LAFAYETTE — A federal panel investigating a deadly 2012 platform explosion in the Gulf of Mexico blames Black Elk Energy and three of its contractors for the oil tank explosion at Black Elk’s West Delta 32 complex that killed three Filipino welders.
The panel of oil and gas experts from the Bureau of Safety and Environmental Enforcement and the Coast Guard found multiple safe-work violations that led to the Nov. 16, 2012 explosion, including: inadequate planning and communication; having non-working or no gas detectors around hot-work sites; pipes containing oil when they were supposed to be cleared; a welding crew that was not given adequate safety instructions; a person in charge of the platform who was minimally qualified; and Black Elk’s general lack of a culture of safety.
BSEE released the report Monday.
“The panel found the safety culture aboard the (West Delta) 32 complex at the time of the incident to be poor at best,” the report states. “Due to Black Elk’s failure to manage its contractors and the contractors’ collective failure to adhere to established policies, the panel found the lack of a safety culture aboard the WD 32 complex to be a contributing cause of the explosion/fire.”
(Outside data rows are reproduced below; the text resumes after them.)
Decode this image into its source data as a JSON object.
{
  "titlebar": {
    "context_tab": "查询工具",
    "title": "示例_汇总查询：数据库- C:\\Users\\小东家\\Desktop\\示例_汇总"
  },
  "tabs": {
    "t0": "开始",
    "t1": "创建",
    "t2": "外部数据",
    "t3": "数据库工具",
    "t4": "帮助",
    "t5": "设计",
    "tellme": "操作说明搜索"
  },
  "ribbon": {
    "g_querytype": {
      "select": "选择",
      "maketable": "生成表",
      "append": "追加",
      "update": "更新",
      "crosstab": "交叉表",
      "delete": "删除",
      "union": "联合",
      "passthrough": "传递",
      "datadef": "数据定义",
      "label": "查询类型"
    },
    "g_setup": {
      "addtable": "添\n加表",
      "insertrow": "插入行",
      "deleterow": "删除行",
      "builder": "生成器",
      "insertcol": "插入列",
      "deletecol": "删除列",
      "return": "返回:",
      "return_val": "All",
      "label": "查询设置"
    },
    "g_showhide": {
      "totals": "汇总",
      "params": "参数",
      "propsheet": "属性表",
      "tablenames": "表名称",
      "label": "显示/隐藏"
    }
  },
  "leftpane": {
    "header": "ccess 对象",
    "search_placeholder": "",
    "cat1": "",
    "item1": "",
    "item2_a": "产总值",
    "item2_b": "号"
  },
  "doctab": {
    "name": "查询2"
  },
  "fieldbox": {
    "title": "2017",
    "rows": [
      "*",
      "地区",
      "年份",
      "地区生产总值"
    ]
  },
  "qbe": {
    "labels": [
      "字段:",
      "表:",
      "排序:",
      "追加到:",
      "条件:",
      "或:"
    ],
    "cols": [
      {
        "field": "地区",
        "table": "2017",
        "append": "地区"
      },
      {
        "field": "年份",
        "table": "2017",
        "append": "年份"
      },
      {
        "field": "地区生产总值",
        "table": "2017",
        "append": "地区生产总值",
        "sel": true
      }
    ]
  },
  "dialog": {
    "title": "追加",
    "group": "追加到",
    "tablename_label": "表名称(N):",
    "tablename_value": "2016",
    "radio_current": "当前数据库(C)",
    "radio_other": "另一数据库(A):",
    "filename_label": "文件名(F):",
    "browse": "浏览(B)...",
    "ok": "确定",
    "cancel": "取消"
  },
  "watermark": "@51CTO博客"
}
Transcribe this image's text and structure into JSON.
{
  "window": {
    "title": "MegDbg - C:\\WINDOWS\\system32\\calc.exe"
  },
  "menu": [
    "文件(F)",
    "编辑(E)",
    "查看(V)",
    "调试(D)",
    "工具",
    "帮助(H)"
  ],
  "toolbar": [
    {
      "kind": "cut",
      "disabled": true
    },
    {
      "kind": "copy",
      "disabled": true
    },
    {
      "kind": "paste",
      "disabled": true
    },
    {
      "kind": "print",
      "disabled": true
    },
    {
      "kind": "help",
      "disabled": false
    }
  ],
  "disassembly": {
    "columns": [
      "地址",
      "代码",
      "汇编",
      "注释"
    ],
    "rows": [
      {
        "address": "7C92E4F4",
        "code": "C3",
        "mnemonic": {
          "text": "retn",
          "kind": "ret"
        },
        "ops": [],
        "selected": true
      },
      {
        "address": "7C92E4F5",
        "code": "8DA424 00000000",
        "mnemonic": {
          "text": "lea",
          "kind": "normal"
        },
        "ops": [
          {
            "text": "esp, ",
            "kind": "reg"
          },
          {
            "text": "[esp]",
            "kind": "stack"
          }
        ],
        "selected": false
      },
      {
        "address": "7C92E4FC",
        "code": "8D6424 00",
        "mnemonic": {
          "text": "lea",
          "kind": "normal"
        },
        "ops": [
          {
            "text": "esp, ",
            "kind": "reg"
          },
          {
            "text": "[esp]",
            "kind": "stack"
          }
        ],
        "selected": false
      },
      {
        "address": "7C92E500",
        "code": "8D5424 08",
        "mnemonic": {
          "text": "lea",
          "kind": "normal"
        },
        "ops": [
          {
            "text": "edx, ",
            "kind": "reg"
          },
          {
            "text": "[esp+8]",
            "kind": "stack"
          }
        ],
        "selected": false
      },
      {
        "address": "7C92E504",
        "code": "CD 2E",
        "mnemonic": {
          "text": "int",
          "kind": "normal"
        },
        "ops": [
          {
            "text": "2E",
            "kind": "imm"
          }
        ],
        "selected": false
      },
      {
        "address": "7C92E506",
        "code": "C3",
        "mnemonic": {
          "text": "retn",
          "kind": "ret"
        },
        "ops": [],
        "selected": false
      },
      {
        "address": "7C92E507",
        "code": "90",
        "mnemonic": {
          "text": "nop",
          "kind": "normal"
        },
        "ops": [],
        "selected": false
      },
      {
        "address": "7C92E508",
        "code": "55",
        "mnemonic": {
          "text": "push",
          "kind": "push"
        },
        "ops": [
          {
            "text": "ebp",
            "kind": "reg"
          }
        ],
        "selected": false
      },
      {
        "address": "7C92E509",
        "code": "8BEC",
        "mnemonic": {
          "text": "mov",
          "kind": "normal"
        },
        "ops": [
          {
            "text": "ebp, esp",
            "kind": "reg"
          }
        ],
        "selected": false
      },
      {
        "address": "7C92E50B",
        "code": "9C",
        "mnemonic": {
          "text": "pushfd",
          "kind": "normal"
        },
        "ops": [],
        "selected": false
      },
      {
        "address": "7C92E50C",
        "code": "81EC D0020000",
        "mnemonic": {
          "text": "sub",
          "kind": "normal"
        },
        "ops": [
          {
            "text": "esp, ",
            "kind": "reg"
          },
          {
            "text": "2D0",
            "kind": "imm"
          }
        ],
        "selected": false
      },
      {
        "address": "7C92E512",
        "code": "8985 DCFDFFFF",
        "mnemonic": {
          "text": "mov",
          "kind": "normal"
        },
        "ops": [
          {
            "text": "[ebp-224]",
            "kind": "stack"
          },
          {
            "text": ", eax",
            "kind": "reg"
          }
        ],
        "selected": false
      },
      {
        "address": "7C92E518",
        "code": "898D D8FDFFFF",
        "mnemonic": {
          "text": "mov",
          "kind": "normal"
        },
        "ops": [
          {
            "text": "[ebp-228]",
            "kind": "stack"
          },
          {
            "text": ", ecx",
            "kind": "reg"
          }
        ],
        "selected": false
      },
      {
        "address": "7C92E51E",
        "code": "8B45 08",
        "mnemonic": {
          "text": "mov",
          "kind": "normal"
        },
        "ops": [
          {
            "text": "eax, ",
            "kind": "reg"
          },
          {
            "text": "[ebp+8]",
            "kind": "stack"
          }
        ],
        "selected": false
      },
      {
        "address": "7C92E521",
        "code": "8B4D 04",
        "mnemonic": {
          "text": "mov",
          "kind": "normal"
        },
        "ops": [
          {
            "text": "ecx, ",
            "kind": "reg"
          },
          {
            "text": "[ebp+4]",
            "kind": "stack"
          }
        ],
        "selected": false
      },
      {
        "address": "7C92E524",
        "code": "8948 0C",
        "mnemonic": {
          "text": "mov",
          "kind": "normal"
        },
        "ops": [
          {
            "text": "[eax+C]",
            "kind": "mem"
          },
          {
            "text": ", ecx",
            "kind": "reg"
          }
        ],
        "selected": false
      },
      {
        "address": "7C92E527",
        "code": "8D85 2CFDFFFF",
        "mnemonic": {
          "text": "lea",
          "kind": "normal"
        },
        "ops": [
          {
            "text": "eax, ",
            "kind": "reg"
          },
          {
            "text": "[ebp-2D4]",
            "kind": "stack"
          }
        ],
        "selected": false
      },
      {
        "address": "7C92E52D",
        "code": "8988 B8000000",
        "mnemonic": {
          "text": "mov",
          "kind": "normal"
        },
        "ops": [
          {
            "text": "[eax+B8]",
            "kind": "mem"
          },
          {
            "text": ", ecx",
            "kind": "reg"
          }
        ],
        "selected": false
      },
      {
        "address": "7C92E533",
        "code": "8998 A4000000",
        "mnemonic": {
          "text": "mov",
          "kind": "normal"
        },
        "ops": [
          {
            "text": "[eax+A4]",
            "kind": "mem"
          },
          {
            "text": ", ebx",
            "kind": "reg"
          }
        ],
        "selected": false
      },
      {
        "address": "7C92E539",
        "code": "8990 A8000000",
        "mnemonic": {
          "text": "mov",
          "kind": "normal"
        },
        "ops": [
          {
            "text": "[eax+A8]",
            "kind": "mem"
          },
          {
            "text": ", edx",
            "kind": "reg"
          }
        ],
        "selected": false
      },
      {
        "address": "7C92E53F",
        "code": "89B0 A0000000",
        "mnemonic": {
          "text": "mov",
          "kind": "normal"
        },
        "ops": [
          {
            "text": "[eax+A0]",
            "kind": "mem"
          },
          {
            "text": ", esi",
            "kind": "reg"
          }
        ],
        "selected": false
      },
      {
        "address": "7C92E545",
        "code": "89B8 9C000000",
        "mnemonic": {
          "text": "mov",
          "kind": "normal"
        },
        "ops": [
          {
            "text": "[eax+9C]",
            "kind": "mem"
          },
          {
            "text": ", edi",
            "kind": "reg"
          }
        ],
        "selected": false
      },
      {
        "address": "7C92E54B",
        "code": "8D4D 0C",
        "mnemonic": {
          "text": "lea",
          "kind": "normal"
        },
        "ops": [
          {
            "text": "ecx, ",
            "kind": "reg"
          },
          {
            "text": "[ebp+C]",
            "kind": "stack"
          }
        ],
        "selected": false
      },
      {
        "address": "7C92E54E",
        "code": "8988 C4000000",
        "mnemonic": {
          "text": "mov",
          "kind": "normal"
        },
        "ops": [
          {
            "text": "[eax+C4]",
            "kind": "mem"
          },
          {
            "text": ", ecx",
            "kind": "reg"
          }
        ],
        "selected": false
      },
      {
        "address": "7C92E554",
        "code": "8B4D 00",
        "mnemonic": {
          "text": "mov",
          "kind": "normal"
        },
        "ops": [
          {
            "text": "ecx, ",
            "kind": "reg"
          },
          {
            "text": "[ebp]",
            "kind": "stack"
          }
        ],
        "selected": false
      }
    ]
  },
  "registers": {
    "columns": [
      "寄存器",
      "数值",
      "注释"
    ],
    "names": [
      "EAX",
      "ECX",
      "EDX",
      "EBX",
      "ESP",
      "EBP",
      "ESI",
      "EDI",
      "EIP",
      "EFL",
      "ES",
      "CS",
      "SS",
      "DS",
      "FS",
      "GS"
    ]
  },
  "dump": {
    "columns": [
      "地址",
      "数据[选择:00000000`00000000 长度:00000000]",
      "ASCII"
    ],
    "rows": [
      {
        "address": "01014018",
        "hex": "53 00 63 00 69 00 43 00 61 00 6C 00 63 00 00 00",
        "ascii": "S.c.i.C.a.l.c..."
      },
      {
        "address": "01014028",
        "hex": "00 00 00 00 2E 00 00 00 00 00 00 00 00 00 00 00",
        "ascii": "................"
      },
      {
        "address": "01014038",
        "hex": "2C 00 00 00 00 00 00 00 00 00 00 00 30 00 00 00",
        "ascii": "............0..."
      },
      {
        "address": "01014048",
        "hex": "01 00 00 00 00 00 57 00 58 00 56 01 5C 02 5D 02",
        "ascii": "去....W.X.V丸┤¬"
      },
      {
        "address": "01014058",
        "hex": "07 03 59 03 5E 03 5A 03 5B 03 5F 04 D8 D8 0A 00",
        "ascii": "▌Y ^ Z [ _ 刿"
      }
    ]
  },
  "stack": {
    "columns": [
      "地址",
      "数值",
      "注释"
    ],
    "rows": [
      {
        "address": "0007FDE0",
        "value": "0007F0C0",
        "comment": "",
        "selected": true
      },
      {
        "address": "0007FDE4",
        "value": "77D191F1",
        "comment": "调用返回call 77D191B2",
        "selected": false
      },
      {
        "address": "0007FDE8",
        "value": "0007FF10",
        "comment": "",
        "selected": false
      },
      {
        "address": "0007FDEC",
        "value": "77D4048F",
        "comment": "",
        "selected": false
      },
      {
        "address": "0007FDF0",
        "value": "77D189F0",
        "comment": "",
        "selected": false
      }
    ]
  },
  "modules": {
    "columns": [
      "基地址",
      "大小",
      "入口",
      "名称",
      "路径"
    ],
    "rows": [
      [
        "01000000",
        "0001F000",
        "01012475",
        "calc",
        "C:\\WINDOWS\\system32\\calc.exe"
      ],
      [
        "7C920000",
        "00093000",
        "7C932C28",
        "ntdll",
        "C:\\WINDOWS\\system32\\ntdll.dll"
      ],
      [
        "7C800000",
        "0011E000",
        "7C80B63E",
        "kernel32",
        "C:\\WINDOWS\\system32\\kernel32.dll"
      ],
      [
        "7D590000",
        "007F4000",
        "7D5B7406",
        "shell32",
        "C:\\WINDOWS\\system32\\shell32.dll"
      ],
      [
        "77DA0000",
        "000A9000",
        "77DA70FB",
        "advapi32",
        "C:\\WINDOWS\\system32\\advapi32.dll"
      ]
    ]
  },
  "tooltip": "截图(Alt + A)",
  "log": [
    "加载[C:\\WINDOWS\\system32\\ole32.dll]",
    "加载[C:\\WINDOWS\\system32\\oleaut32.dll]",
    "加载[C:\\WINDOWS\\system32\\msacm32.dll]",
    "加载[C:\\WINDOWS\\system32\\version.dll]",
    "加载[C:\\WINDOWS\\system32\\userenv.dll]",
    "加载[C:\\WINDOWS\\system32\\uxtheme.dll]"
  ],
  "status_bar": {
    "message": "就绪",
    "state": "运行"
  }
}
The 54-page report recommends sanctions — called incidents of non-compliance — against Houston-based Black Elk, Lafayette project management company Compass Engineering, Galliano construction company Grand Isle Shipyard (GIS), and production platform management company Wood Group.
The 9 a.m. explosion aboard Black Elk’s West Delta 32 E platform immediately killed Jerome Malagapo and Ellroy Corporal. A week after the explosion, Avelino Tajonere died from his injuries in a Baton Rouge hospital. The welders worked for GIS through Phillipines-based personnel company DNR Offshore and Crewing Services. The families of the three men have filed federal lawsuits against Black Elk Energy.